By Kevin Kutner
Hookah lounges may be forced to close their doors in Baltimore County if the County Council approves a bill introduced in early April.
The bill introduced by County Executive Kevin Kamenetz is being considered as a result of complaints by residents about loud noise, underage drinking, and violence at local hookah lounges, where patrons typically share flavored tobacco from a hookah.
At a public hearing Tuesday, Gloria Walsh of Arbutus said she lives between two hookah lounges and has had many problems.
“I’ve had stuff removed from my front porch, so I placed a sign asking [those in the parking lot] to put my stuff back,” Walsh told the council. “They came on my front porch and turned all my furniture upside down and tore the sign down.”

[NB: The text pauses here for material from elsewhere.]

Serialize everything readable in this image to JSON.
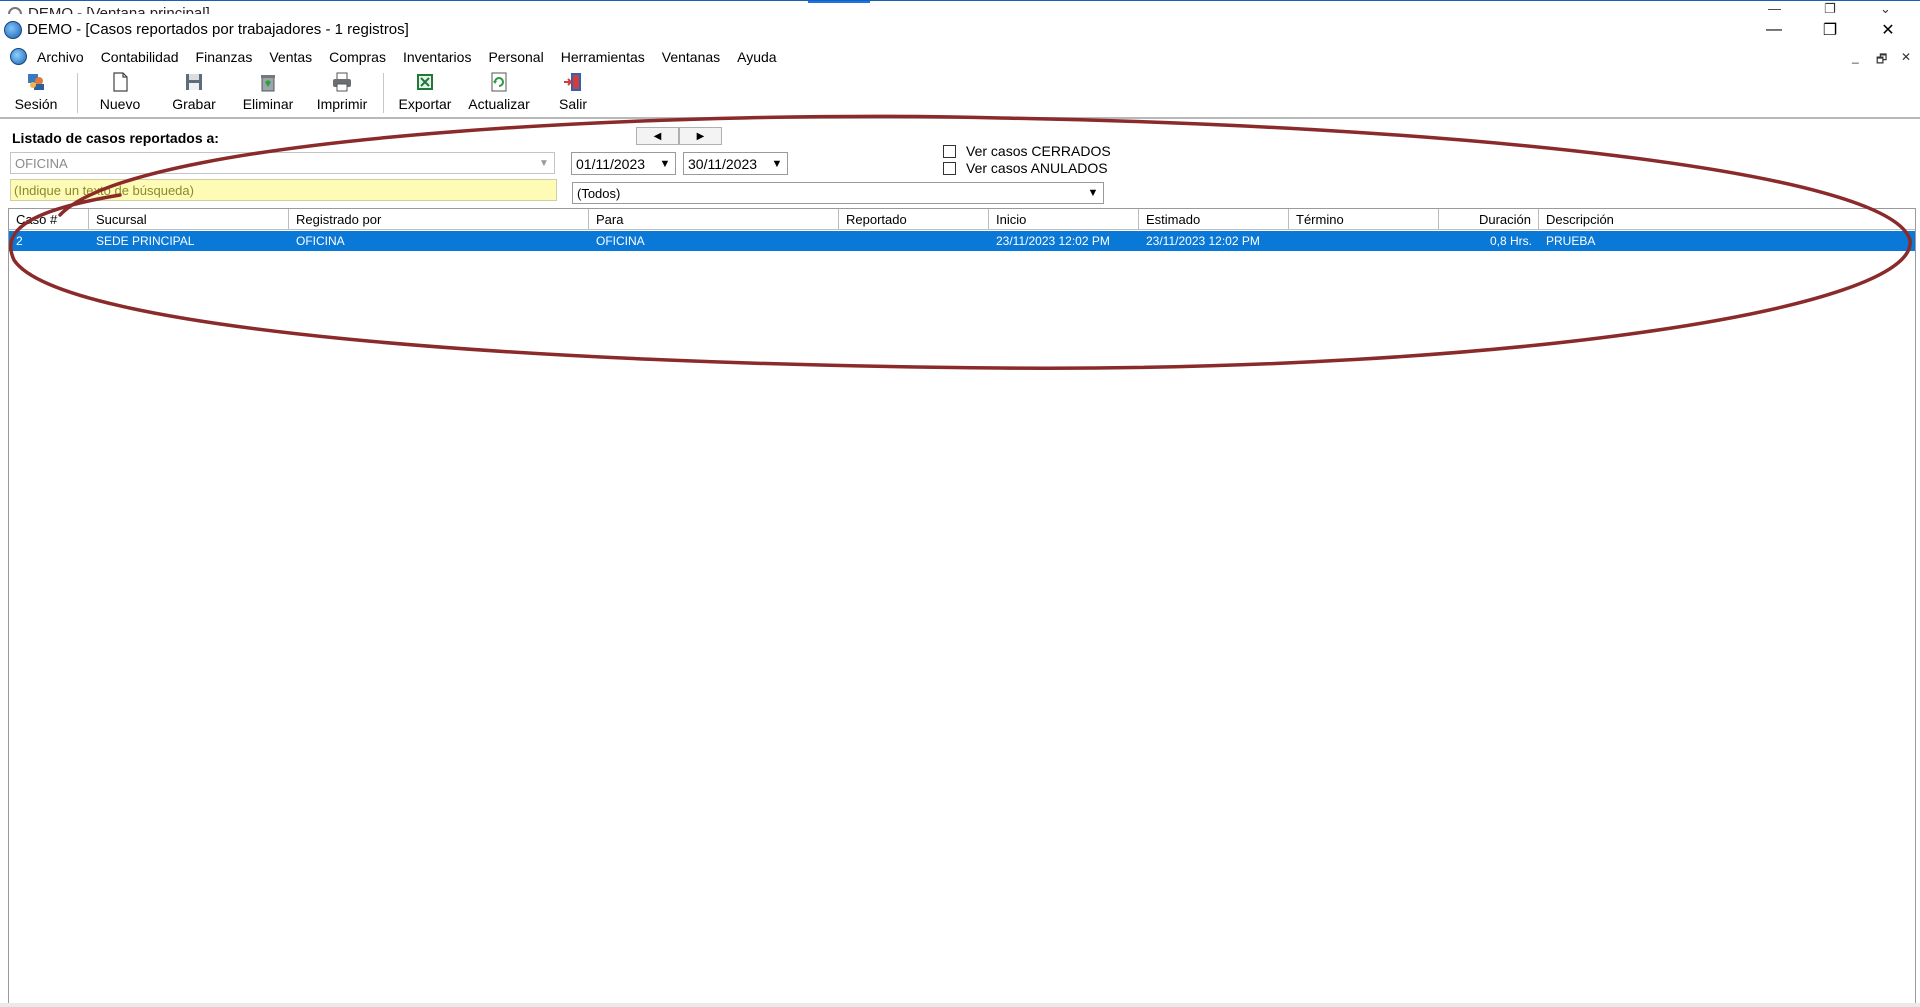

According to County Police Chief Jim Johnson, officers have been called to five of the nine hookah lounges in Baltimore County 39 times and have made 37 arrests in the last six months. The arrests have been for drug use and assault, among others, Johnson said.
Kim Walt, the branch manager of Chesapeake Bank in Arbutus, also spoke out against the hookah lounges in her town.
“Every Saturday and every Monday I come to work I have to clean up vomit, beer bottles and trash,” Walt said. “I’ve had customers complain to me that there are people urinating in their yards and the parking lot.”
Some hookah bars have bring-your-own-beer policies, giving patrons an after-hours place to drink alcohol when the bars close.
Hookah lounge owners, however, believe the bill is too restrictive and could put many of them out of business.
Mourice King, the owner of the Tobacco Center, a humidor and hookah lounge located at 1838 E. Joppa Road, said that the bill, known as 16-14, would devastate his business.
“I believe bill 16-14, as written, is overreaching and will force me to close,” King told the council during the public hearing. “Most of my business comes after work hours during the week and late on weekends.”
The bill would only allow hookah lounges to operate between 6 a.m. and 8 p.m., Sunday through Thursday. It would allow the establishments to stay open until 9 p.m. on Fridays and Saturdays. Currently, some lounges are open until 4 a.m.
Sam Sirbaugh, the owner of Towson Nights at 20 Allegheny Ave., also said the bill would shut down his business.
“We often don’t truly open until 8 p.m., so you’re essentially telling me to close down,” Sirbaugh said during his testimony. “I agree that hookah bars need to be regulated, but this isn’t the solution.”
Nancy Hafford, the executive director of the Towson Chamber of Commerce, said in an interview after the public hearing that some regulation is needed for hookah lounges.
“[Hookah lounges] don’t have any regulation,” Hafford said. “If someone is drinking underage they can’t get in trouble because there are no laws. Someone can get sick and totally OD from drinking, but it’s not their problem because they didn’t give them the liquor.”
In his testimony, King offered the council three possible amendments to the bill that he believed will help solve some of the problems surrounding hookah lounges.
King proposed that the council either make closing hours midnight during the week and 2 a.m. on Fridays and Saturdays; allow the lounges to keep their current hours but prohibit them from allowing patrons to bring their own alcohol onto the premises; or create a hookah license similar to those required for bars that serve alcohol. Under this last option, King said, the county could close down individual hookah lounges that cause problems while not penalizing other establishments.
“One of the three amendments will work,” said Dennis Teagardin, a regular customer at King’s hookah lounge. “By regulating the alcohol, we can solve this problem. But closing down the hookah bars by regulating their hours will only choke their business.”
“As the owner of a hookah lounge that has never been part of the problem, I want to be part of the solution,” King said.
The council will vote on bill 16-14 on May 5.